Skinny Minnie or Sick Chick?

Dear Dategirl,

My girlfriend, “Mary,” recently lost a bunch of weight, and she wasn’t fat. I was away at school (our colleges are in different states), so it had been a few months since I’d seen her. We were Skyping regularly, but it was hard to see how skinny she’d become because she dresses in baggy clothes. We were planning on moving in together when we graduated this spring, but now I don’t know if I can handle it.

Whenever I try to get her to eat, she says she isn’t hungry. If we go out to eat, she complains that there’s butter in her meal (when I’m pretty sure there’s not) and sends it back, or just moves her food around her plate. If her mother tries to feed her, they get into screaming fights, so I try to back off. She thinks she still needs to lose another 20 pounds, even though I tell her I wish she would gain weight. She doesn’t like me to see her naked anymore, but I did, and she’s so skinny it scared me. I’m worried she’ll get really sick or die.

I’ve asked her if she might be anorexic.

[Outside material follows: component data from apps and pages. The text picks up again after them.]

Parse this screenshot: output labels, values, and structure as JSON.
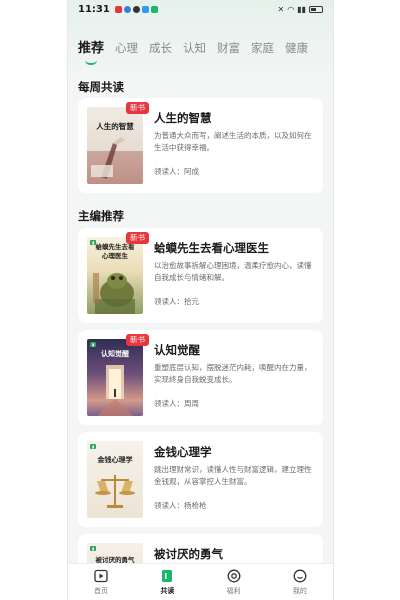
{
  "status_bar": {
    "time": "11:31",
    "notification_colors": [
      "#e8363f",
      "#3b7ddb",
      "#333333",
      "#2f9bf0",
      "#1fb36b"
    ]
  },
  "tabs": [
    {
      "label": "推荐",
      "active": true
    },
    {
      "label": "心理"
    },
    {
      "label": "成长"
    },
    {
      "label": "认知"
    },
    {
      "label": "财富"
    },
    {
      "label": "家庭"
    },
    {
      "label": "健康"
    }
  ],
  "weekly": {
    "title": "每周共读",
    "book": {
      "cover_title": "人生的智慧",
      "badge": "新书",
      "title": "人生的智慧",
      "description": "为普通大众而写，阐述生活的本质，以及如何在生活中获得幸福。",
      "reader": "领读人：阿成"
    }
  },
  "editor": {
    "title": "主编推荐",
    "books": [
      {
        "cover_title": "蛤蟆先生去看心理医生",
        "badge": "新书",
        "title": "蛤蟆先生去看心理医生",
        "description": "以治愈故事拆解心理困境，温柔疗愈内心，读懂自我成长与情绪和解。",
        "reader": "领读人：拾元"
      },
      {
        "cover_title": "认知觉醒",
        "badge": "新书",
        "title": "认知觉醒",
        "description": "重塑底层认知，摆脱迷茫内耗，唤醒内在力量，实现终身自我蜕变成长。",
        "reader": "领读人：周周"
      },
      {
        "cover_title": "金钱心理学",
        "title": "金钱心理学",
        "description": "跳出理财常识，读懂人性与财富逻辑，建立理性金钱观，从容掌控人生财富。",
        "reader": "领读人：杨枪枪"
      },
      {
        "cover_title": "被讨厌的勇气",
        "title": "被讨厌的勇气"
      }
    ]
  },
  "bottom_nav": [
    {
      "label": "首页",
      "icon": "play-square-icon"
    },
    {
      "label": "共读",
      "icon": "book-icon",
      "active": true
    },
    {
      "label": "福利",
      "icon": "gift-circle-icon"
    },
    {
      "label": "我的",
      "icon": "smile-icon"
    }
  ],
  "colors": {
    "accent": "#1fb36b",
    "badge": "#e8363f",
    "text": "#1a1a1a",
    "muted": "#6b6b6b"
  }
}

That didn’t go well. She screamed about how it’s so much better than being obese and that my mother is going to die young because she’s fat. I don’t know what to do. She warned me not to talk to her family about it. I love her and I want to marry her some day, but I’m worried. What if we move in together and she gets really sick? I don’t want to break up with her (which I think will happen if we don’t move in), but I don’t want her to die, either.

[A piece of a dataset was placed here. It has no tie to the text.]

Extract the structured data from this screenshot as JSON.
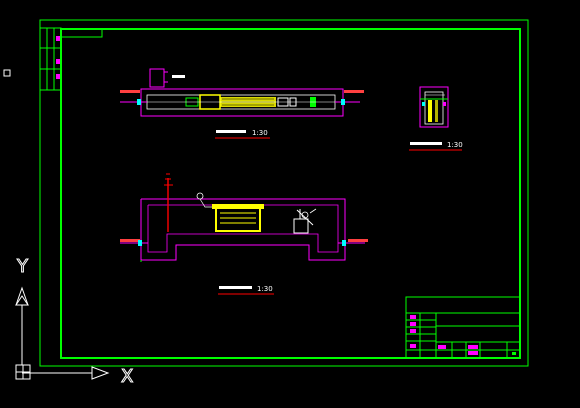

—Worried

I’m not in the business of diagnosing strangers over the Internet (or anywhere else), but yeah, it sure sounds like your girlfriend may be suffering from some sort of disordered eating. Sadly, as frustrating as it is and as much as you love her, there’s nothing you can do about it.

Just like when you’re dating a drug addict, no amount of love or support—or in her case, bacon—is going to get rid of her problem. She has to want to get better, and eating disorders are possibly even harder to cure than heroin addiction.

What you need to do is take a page out of Al-Anon and practice something called “loving detachment.”  This doesn’t mean you should blow her off, it means you need to quit enabling her. While still being supportive and encouraging her to get help, refuse to keep her secrets. I was quite close to an anorexic, and I know they have a ton of them. If it makes you feel better, talk to her family about it—but don’t go behind her back to do it. You need support too, and they’re obviously aware of the problem and might appreciate knowing you want her to get better. If you plan to continue the relationship, I’d suggest you consider counseling yourself, because anorexia comes with a lot of collateral damage.

But your instincts about moving in together are dead on. You’re what—21 or 22? You sound like a lovely guy, but there’s no way you’re equipped to deal with this. If indeed she is anorexic, her parents (unless they’re real assholes) are probably going to be better able to help her deal with the problem. Good luck!

dategirl@seattleweekly.com

Want more? Listen to Judy on The Mike & Judy Show, follow her tweets @HitOrMissJudy, or buy her new book, The Official Book of Sex, Drugs, and Rock ’n’ Roll Lists.

 
comments powered by Disqus